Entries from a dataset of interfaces
__________________________________________________

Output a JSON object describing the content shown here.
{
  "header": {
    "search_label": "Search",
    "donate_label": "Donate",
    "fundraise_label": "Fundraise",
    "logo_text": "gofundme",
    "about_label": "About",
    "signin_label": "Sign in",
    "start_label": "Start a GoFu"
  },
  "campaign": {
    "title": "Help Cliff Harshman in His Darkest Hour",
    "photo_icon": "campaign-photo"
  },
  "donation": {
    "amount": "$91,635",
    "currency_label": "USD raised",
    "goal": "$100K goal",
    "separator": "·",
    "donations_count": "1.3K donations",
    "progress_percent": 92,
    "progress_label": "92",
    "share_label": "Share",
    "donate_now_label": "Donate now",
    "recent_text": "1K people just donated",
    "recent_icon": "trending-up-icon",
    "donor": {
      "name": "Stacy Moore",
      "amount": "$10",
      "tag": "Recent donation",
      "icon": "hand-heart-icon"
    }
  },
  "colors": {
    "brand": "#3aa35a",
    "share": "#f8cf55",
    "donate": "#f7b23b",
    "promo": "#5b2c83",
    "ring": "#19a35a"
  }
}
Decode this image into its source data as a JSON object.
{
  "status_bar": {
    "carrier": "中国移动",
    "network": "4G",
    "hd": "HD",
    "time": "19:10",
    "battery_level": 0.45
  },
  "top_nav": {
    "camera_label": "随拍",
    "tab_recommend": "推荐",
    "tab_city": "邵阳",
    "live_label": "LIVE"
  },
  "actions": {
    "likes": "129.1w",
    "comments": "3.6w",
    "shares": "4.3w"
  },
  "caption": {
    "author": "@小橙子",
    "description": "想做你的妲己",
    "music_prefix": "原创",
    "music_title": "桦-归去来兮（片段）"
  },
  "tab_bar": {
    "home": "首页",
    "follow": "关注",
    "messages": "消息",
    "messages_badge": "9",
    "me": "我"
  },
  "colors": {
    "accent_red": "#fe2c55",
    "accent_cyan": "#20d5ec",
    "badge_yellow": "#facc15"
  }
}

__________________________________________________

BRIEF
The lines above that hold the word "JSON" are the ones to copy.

ANSWER TO THIS EXERCISE
Output a JSON object describing the content shown here.
Decode this image into its source data as a JSON object.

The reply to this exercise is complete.